▶ _What is expected_
From the first line to the last, write out the material exactly.

Segment Open

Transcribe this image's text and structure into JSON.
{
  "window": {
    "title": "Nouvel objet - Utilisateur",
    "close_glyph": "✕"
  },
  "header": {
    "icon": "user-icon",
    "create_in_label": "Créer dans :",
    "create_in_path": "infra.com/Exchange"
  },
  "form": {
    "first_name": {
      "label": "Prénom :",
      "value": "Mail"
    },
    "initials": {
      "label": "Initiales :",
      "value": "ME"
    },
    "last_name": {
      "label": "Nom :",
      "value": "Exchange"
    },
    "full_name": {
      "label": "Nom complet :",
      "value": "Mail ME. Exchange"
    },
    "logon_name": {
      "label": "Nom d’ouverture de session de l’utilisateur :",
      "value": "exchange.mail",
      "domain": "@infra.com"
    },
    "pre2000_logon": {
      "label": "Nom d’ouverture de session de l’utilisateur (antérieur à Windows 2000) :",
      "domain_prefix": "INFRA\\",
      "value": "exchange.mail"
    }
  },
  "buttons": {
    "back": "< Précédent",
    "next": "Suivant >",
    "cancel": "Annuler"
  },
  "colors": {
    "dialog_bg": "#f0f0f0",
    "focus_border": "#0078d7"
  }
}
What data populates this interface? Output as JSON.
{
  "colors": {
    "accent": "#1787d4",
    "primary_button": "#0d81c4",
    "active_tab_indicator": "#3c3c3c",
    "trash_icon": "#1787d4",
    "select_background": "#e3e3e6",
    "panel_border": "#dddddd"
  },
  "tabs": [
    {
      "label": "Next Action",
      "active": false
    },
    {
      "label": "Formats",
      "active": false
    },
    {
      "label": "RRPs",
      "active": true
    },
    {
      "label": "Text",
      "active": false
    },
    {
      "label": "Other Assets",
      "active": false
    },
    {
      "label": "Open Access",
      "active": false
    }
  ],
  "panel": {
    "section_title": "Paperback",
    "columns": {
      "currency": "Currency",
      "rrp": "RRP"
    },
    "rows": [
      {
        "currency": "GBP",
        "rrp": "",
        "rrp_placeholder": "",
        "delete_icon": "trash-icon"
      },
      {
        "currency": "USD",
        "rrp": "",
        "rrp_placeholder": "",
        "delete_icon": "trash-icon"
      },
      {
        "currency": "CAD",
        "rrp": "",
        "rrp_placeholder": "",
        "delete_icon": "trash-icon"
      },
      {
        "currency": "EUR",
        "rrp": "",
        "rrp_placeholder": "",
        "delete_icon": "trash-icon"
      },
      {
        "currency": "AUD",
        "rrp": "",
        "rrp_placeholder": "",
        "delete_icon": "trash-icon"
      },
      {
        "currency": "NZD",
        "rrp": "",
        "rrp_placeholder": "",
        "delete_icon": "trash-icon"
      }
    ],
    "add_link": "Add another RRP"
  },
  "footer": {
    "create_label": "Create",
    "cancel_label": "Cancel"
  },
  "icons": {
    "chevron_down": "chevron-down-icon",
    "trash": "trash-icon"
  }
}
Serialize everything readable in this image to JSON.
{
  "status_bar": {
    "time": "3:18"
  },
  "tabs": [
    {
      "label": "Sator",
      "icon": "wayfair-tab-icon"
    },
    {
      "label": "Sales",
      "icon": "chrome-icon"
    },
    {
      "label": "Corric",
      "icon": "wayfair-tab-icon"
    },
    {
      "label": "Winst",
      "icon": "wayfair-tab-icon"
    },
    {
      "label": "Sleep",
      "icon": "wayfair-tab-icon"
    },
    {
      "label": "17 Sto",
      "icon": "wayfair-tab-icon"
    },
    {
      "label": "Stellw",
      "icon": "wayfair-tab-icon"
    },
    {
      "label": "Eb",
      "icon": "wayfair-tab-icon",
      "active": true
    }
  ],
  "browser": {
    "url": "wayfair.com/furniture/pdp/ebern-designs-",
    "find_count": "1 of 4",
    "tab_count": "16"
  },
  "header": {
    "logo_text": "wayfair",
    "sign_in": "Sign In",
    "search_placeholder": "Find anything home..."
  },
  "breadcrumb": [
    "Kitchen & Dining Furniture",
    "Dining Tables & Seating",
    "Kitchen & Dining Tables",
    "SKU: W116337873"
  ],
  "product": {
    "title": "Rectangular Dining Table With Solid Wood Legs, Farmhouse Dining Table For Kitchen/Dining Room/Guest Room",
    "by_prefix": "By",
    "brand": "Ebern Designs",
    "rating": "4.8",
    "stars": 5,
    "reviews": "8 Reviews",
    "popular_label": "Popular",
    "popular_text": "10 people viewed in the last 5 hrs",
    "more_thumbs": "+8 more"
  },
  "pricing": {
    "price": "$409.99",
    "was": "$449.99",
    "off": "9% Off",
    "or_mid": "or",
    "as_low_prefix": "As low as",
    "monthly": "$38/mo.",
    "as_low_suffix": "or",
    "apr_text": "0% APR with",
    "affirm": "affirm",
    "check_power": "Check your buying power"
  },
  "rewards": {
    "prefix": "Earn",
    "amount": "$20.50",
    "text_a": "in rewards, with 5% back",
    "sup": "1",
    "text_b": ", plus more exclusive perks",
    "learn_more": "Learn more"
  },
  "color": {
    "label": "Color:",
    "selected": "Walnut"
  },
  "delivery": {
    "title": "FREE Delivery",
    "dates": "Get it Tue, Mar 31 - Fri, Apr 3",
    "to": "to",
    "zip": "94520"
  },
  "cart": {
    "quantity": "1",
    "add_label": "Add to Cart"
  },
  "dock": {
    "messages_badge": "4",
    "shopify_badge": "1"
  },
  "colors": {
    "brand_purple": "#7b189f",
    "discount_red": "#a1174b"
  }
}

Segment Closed

▶ _Final answer_
Transcribe this image's text and structure into JSON.
{
  "window": {
    "title": "Nouvel objet - Utilisateur",
    "close_glyph": "✕"
  },
  "header": {
    "icon": "user-icon",
    "create_in_label": "Créer dans :",
    "create_in_path": "infra.com/Exchange"
  },
  "form": {
    "first_name": {
      "label": "Prénom :",
      "value": "Mail"
    },
    "initials": {
      "label": "Initiales :",
      "value": "ME"
    },
    "last_name": {
      "label": "Nom :",
      "value": "Exchange"
    },
    "full_name": {
      "label": "Nom complet :",
      "value": "Mail ME. Exchange"
    },
    "logon_name": {
      "label": "Nom d’ouverture de session de l’utilisateur :",
      "value": "exchange.mail",
      "domain": "@infra.com"
    },
    "pre2000_logon": {
      "label": "Nom d’ouverture de session de l’utilisateur (antérieur à Windows 2000) :",
      "domain_prefix": "INFRA\\",
      "value": "exchange.mail"
    }
  },
  "buttons": {
    "back": "< Précédent",
    "next": "Suivant >",
    "cancel": "Annuler"
  },
  "colors": {
    "dialog_bg": "#f0f0f0",
    "focus_border": "#0078d7"
  }
}
What data populates this interface? Output as JSON.
{
  "colors": {
    "accent": "#1787d4",
    "primary_button": "#0d81c4",
    "active_tab_indicator": "#3c3c3c",
    "trash_icon": "#1787d4",
    "select_background": "#e3e3e6",
    "panel_border": "#dddddd"
  },
  "tabs": [
    {
      "label": "Next Action",
      "active": false
    },
    {
      "label": "Formats",
      "active": false
    },
    {
      "label": "RRPs",
      "active": true
    },
    {
      "label": "Text",
      "active": false
    },
    {
      "label": "Other Assets",
      "active": false
    },
    {
      "label": "Open Access",
      "active": false
    }
  ],
  "panel": {
    "section_title": "Paperback",
    "columns": {
      "currency": "Currency",
      "rrp": "RRP"
    },
    "rows": [
      {
        "currency": "GBP",
        "rrp": "",
        "rrp_placeholder": "",
        "delete_icon": "trash-icon"
      },
      {
        "currency": "USD",
        "rrp": "",
        "rrp_placeholder": "",
        "delete_icon": "trash-icon"
      },
      {
        "currency": "CAD",
        "rrp": "",
        "rrp_placeholder": "",
        "delete_icon": "trash-icon"
      },
      {
        "currency": "EUR",
        "rrp": "",
        "rrp_placeholder": "",
        "delete_icon": "trash-icon"
      },
      {
        "currency": "AUD",
        "rrp": "",
        "rrp_placeholder": "",
        "delete_icon": "trash-icon"
      },
      {
        "currency": "NZD",
        "rrp": "",
        "rrp_placeholder": "",
        "delete_icon": "trash-icon"
      }
    ],
    "add_link": "Add another RRP"
  },
  "footer": {
    "create_label": "Create",
    "cancel_label": "Cancel"
  },
  "icons": {
    "chevron_down": "chevron-down-icon",
    "trash": "trash-icon"
  }
}
Serialize everything readable in this image to JSON.
{
  "status_bar": {
    "time": "3:18"
  },
  "tabs": [
    {
      "label": "Sator",
      "icon": "wayfair-tab-icon"
    },
    {
      "label": "Sales",
      "icon": "chrome-icon"
    },
    {
      "label": "Corric",
      "icon": "wayfair-tab-icon"
    },
    {
      "label": "Winst",
      "icon": "wayfair-tab-icon"
    },
    {
      "label": "Sleep",
      "icon": "wayfair-tab-icon"
    },
    {
      "label": "17 Sto",
      "icon": "wayfair-tab-icon"
    },
    {
      "label": "Stellw",
      "icon": "wayfair-tab-icon"
    },
    {
      "label": "Eb",
      "icon": "wayfair-tab-icon",
      "active": true
    }
  ],
  "browser": {
    "url": "wayfair.com/furniture/pdp/ebern-designs-",
    "find_count": "1 of 4",
    "tab_count": "16"
  },
  "header": {
    "logo_text": "wayfair",
    "sign_in": "Sign In",
    "search_placeholder": "Find anything home..."
  },
  "breadcrumb": [
    "Kitchen & Dining Furniture",
    "Dining Tables & Seating",
    "Kitchen & Dining Tables",
    "SKU: W116337873"
  ],
  "product": {
    "title": "Rectangular Dining Table With Solid Wood Legs, Farmhouse Dining Table For Kitchen/Dining Room/Guest Room",
    "by_prefix": "By",
    "brand": "Ebern Designs",
    "rating": "4.8",
    "stars": 5,
    "reviews": "8 Reviews",
    "popular_label": "Popular",
    "popular_text": "10 people viewed in the last 5 hrs",
    "more_thumbs": "+8 more"
  },
  "pricing": {
    "price": "$409.99",
    "was": "$449.99",
    "off": "9% Off",
    "or_mid": "or",
    "as_low_prefix": "As low as",
    "monthly": "$38/mo.",
    "as_low_suffix": "or",
    "apr_text": "0% APR with",
    "affirm": "affirm",
    "check_power": "Check your buying power"
  },
  "rewards": {
    "prefix": "Earn",
    "amount": "$20.50",
    "text_a": "in rewards, with 5% back",
    "sup": "1",
    "text_b": ", plus more exclusive perks",
    "learn_more": "Learn more"
  },
  "color": {
    "label": "Color:",
    "selected": "Walnut"
  },
  "delivery": {
    "title": "FREE Delivery",
    "dates": "Get it Tue, Mar 31 - Fri, Apr 3",
    "to": "to",
    "zip": "94520"
  },
  "cart": {
    "quantity": "1",
    "add_label": "Add to Cart"
  },
  "dock": {
    "messages_badge": "4",
    "shopify_badge": "1"
  },
  "colors": {
    "brand_purple": "#7b189f",
    "discount_red": "#a1174b"
  }
}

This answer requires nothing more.